## Work task
Only the lines holding the string "Ctrl" are needed; copy each of them from the data.

Records from a collection:
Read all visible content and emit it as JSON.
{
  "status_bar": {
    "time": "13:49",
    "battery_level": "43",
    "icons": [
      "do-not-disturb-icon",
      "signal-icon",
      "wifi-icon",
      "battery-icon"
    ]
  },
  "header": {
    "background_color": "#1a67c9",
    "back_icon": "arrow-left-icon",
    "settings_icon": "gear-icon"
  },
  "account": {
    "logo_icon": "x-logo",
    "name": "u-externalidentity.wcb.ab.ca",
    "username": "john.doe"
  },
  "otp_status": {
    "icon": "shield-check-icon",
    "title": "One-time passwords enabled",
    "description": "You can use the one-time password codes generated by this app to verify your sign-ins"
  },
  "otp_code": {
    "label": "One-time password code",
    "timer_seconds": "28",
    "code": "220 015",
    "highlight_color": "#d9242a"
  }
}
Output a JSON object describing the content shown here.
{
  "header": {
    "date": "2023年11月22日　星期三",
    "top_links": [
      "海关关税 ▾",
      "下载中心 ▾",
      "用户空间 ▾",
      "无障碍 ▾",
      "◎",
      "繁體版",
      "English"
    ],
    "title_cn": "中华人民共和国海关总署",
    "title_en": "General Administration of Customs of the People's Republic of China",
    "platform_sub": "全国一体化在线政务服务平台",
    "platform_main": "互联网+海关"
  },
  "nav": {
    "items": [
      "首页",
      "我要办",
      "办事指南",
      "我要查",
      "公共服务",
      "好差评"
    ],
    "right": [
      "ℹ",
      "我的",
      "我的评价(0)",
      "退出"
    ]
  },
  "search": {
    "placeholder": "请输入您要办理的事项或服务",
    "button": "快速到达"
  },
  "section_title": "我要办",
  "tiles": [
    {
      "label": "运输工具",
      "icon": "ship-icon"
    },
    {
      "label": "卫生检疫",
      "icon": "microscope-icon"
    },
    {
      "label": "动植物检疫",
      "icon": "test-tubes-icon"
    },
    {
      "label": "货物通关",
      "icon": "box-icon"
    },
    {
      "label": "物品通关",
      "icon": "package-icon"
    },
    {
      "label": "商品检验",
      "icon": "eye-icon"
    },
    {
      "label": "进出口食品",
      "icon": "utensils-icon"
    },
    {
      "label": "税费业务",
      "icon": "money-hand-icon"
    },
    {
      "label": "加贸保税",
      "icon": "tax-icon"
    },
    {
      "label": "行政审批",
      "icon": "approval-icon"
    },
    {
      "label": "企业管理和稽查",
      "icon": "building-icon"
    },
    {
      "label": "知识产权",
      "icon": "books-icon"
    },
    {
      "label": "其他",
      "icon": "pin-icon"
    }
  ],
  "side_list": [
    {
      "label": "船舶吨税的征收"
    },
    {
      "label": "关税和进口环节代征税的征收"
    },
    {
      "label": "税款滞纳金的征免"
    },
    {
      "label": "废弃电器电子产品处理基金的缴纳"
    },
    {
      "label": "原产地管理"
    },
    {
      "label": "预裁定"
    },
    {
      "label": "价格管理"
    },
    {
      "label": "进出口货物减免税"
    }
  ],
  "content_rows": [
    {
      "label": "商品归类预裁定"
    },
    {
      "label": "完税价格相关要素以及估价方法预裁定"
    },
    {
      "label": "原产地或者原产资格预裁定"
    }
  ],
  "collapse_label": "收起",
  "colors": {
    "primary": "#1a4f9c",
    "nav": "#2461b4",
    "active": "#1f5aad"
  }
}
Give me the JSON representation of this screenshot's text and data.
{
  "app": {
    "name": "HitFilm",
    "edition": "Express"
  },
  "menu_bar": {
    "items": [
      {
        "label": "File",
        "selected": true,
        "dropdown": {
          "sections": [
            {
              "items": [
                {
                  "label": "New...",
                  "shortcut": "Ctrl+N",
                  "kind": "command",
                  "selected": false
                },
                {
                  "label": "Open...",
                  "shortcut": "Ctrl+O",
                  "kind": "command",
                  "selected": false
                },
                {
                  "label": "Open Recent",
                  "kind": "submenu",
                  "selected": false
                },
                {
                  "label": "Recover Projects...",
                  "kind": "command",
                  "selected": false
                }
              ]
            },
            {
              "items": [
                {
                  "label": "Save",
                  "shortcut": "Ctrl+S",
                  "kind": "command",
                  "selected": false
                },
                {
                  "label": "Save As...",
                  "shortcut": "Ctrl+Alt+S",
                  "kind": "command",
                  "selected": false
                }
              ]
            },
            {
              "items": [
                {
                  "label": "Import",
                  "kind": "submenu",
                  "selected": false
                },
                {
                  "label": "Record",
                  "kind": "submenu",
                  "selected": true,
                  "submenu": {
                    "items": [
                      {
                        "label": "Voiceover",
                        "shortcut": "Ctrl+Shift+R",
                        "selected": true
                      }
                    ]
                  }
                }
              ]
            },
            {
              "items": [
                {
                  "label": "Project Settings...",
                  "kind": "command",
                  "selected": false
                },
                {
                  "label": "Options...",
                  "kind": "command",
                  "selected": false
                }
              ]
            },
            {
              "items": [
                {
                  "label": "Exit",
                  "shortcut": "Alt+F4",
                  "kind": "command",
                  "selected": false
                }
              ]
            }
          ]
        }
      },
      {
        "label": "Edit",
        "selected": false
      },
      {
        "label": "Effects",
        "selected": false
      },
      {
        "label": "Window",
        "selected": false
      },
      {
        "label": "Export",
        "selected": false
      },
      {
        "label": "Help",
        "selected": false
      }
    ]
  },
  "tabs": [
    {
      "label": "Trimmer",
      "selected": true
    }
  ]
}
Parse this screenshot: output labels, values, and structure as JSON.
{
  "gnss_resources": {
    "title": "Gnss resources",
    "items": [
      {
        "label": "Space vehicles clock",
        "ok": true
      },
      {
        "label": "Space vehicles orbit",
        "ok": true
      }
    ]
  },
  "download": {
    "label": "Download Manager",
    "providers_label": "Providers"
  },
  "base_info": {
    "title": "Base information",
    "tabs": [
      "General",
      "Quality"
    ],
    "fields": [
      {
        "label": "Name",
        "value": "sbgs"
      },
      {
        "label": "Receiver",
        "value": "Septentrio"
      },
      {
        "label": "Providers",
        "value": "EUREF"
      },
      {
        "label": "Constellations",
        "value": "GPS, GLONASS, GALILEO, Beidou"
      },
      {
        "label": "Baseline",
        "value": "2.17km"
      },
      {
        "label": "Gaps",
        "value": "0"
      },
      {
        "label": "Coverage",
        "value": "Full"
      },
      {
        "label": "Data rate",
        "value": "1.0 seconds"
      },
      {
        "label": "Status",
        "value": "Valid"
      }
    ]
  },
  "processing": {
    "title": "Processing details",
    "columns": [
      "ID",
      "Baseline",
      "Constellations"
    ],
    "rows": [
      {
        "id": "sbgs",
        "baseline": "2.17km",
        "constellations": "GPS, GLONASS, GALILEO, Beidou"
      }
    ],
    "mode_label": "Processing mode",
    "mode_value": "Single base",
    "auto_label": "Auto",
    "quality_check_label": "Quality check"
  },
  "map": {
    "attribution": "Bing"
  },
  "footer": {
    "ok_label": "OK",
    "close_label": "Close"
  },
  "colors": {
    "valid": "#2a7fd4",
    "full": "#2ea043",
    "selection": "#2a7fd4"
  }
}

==

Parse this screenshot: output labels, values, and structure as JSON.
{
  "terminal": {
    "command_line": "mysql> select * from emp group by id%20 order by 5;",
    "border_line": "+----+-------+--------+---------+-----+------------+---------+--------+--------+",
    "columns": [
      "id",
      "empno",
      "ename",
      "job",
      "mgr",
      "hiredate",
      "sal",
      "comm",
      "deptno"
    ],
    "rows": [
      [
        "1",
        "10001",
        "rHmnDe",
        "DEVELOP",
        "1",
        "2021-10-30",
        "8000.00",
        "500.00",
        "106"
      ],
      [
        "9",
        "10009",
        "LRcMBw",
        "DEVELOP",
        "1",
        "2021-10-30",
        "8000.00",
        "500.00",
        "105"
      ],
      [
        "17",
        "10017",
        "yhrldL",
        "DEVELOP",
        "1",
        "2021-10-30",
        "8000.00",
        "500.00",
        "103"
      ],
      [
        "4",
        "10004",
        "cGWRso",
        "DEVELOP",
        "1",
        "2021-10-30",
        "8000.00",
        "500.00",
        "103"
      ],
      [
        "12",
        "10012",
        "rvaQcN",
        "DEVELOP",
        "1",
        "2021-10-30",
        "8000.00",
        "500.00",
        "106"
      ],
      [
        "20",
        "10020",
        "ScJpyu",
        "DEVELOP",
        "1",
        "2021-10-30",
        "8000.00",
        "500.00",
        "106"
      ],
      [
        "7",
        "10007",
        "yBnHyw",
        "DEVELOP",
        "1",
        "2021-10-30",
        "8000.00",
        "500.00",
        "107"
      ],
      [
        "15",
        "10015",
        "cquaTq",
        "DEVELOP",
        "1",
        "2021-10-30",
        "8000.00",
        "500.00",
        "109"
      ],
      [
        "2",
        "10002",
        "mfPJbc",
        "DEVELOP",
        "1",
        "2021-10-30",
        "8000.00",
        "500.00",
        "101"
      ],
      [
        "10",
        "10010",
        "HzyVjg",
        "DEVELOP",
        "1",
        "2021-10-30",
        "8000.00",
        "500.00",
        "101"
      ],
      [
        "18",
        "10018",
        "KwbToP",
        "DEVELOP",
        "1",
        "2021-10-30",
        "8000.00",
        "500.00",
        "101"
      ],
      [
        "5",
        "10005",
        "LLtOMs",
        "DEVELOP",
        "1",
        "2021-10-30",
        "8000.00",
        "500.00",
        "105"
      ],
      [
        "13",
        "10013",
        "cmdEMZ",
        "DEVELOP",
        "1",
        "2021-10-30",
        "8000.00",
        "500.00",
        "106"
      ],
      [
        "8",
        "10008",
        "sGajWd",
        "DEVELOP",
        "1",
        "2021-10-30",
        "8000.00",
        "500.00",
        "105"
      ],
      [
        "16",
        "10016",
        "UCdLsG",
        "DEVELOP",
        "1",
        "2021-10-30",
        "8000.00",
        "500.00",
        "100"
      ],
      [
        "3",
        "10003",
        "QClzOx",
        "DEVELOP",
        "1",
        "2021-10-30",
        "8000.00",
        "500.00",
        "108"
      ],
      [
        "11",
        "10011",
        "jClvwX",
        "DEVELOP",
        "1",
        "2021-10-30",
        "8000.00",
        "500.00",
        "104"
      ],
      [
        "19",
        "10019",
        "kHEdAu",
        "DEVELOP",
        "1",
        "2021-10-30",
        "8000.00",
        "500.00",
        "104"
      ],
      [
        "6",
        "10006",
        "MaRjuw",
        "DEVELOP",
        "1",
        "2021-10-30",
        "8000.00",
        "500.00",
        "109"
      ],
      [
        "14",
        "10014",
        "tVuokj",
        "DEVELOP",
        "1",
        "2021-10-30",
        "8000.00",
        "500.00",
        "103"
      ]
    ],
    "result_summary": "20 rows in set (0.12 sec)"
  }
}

## Response to this task
                  "shortcut": "Ctrl+N",
                  "shortcut": "Ctrl+O",
                  "shortcut": "Ctrl+S",
                  "shortcut": "Ctrl+Alt+S",
                        "shortcut": "Ctrl+Shift+R",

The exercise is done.